Menstrual hygiene needs – Awareness, dignity and empathy

In response to the unprecedented situation due to COVID-19 pandemic, Safety Monitor Research Foundation (SMRF) decided to do its bit for the community. When economic uncertainties and lockdown deprived access to menstrual hygiene products, government schemes for MHM came to an abrupt stop. The tendency to compromise such priorities is potentially high in women during such times. Therefore, SMRF wanted to distribute this essential item for women. This article is an attempt to present the experience of SMRF in implementing this project in Bengaluru. SMRF conducts research on various aspects of feminine hygiene products which includes product safety assessments, product health experience, menstrual product policy advocacy, standard recommendations and sustainable menstruation awareness sessions.

Menstrual Hygiene

Various studies and our in-house health research survey suggests consistently that menstruating women are under stress during their periods. SMRF survey showed 1 in 4 women experience mood swings, 1 in 7 women experience depression and 1 in 11 women experience both.  Access to menstrual products of their choice and personal hygiene products is limited in the current situation which can further add stress both mentally and physically on menstruating women. MHM kits are important for women’s health to avoid urogenital and reproductive tract infections which can lead to serious complications. Often, menstrual hygiene management needs are ignored during emergency situations since women hesitate to voice these concerns. SMRF strongly believes addressing these often ignored “silent needs” will result in a positive impact on women with low economic and poor living conditions during these extraordinary times.

Menstrual Hygiene Management (MHM) Kit – The search began….

SMRF designed an MHM kit based on the recommendations put forward by reputed agencies such as UNICEF, UNFPA, WaterAid etc. Support provided by various organisations for the ration essentials was encouraging which led us to believe that getting funds for this cause should be easy! To add on, the project will cover UN’s sustainable development goals 1, 3, 5 and 6. Therefore, we called out via social media, emails, phone to various organisations and requested to take this as a CSR activity.

After three weeks of rigorous search for funds we could not get a breakthrough! Therefore, we approached NGO’s or organisations working in the menstrual hygiene advocacy or MH product space and finally got a start.

Organisations and fund “Matters” – The observations

The observations reported here are purely based on our experiences. Majority of the organisations that we approached did not resonate a similar enthusiasm that they showed towards rations /grocery relief. However, organisations that were working in menstrual hygiene sector immediately recognised the need and helped us with various resources and connects. Our experiences during this fund search made us feel that there is a lack of awareness and empathy towards these “silent needs”. Therefore, our humble attempt here is to make it “loud and clear” that menstrual hygiene and sanitation projects are important for women’s health. Our experiences show that such discussions have been happening only in relevant groups and this needs to be extended to a wider audience via CSR programs.

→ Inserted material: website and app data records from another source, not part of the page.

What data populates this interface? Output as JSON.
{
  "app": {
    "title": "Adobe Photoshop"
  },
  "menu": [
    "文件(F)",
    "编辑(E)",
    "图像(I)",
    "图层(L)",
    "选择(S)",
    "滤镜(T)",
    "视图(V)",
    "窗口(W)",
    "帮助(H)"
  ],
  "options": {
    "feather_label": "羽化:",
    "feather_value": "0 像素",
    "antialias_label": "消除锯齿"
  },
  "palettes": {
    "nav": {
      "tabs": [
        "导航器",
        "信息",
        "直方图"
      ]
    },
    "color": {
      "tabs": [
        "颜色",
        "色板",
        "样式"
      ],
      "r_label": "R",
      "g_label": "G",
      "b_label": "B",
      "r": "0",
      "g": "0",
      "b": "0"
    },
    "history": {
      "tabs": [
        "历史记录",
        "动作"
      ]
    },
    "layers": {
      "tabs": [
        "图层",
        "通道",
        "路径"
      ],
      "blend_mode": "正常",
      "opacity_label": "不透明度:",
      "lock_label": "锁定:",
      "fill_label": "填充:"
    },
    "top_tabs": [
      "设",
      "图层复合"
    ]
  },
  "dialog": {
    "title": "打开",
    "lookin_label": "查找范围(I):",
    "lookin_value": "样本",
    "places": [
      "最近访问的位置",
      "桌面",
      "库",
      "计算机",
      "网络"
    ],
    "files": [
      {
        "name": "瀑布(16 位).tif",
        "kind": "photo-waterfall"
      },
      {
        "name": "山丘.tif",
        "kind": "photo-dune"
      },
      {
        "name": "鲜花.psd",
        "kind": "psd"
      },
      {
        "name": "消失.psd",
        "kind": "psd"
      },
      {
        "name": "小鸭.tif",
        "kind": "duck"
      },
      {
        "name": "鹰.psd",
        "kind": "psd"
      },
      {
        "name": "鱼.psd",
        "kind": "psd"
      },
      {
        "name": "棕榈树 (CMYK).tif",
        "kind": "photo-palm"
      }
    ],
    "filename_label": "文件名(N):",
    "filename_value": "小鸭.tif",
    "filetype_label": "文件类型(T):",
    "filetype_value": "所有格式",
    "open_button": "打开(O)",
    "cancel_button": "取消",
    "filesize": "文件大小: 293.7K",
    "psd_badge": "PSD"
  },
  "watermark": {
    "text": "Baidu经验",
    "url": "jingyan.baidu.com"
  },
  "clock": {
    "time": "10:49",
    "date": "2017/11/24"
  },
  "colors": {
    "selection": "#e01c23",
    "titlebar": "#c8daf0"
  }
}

MHM Kit – We did it!

SMRF with the help of Helping Hands (a volunteer group in Bangalore) has donated MHM kits containing disposable/ reusable pads, soap, detergent and cloth mask to 250 plus women till date. Thanks to our donors Real Relief Safe PadTM, Aarogya Seva and Rejuvenate India Movement for providing reusable pads, disposable pads and cloth masks to SMRF.

 

Helping Hands volunteer group carried out a crowd funding initiative for soap and detergent. With the support of donors, a kit that almost met the guidelines was made for the women.

Ground observations

Majority of the women were happy and surprised to receive these kits. There were initial hesitations in discussing the topic with some women while some used the opportunity to clarify their doubts. Cloth users were happy to hear that their management methods are healthy, ecofriendly and safe. These women were briefed about basic hygiene practices such as regular changing, washing and drying the cloth in sunlight and discarding the cloth when they feel it’s not clean or old.

A large number of women used reusable products only in situations when they cannot afford to buy disposable pads. However, we noted majority of women do not have access to clean washroom facilities and appropriate pad disposal conditions. Much work is needed in providing basic amenities such as toilets, private space, clean water, regular garbage pickup and disposal. Lockdown has halted the free distribution of pads at government schools which left many kids without this essential supply. These kids were very happy and relieved to receive them.

Pad counters were made available at train ticket processing centres in Bangalore for our worker friends’ women folks. These women take 3 to 5 days to reach their destination and they were happy to receive these pads. SMRF was happy to be part of an activity that lessened the stress and made a small difference in women’s health during these extraordinary times.

Conclusions

Menstrual hygiene was categorised as an essential item on paper but the ground reality was different – disruption of free distribution chain, unavailability of stocks and lack of sanitation infrastructure. Poor visibility of MHM in the context of sustainable development goals was felt during the fund-raising attempts and in terms of sanitation facilities provided by the communities.

SMRF would request all readers to be helpful and resourceful to women who are in need of such resources. We hope to see corporates supporting MHM initiatives as CSR projects in future.